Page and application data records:
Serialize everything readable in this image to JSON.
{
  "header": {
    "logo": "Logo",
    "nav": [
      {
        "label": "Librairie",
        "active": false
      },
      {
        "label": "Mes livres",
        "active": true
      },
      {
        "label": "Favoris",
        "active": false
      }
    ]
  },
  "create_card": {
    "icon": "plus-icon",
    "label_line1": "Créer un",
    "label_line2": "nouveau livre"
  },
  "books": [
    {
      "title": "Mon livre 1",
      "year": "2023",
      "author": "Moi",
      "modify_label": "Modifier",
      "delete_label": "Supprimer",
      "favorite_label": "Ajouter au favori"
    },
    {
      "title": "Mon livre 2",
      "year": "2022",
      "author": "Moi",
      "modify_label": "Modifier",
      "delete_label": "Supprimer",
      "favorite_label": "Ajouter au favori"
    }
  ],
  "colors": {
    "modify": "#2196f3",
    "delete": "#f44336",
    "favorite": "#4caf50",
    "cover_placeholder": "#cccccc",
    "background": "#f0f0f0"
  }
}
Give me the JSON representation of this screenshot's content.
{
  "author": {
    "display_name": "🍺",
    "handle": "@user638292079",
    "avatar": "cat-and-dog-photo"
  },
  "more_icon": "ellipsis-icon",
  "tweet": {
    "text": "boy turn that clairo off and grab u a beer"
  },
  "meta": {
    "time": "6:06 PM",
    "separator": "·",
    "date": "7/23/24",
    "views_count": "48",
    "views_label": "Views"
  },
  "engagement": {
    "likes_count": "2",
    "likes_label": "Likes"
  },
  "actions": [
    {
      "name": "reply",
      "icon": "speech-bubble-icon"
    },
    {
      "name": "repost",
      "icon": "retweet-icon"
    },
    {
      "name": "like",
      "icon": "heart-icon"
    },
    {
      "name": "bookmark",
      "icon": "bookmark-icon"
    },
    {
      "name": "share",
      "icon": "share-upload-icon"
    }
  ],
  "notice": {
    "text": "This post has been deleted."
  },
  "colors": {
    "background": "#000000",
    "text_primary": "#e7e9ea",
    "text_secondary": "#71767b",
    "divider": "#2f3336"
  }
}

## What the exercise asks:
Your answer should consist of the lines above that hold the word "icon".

## Answer box:
    "icon": "plus-icon",
  "more_icon": "ellipsis-icon",
      "icon": "speech-bubble-icon"
      "icon": "retweet-icon"
      "icon": "heart-icon"
      "icon": "bookmark-icon"
      "icon": "share-upload-icon"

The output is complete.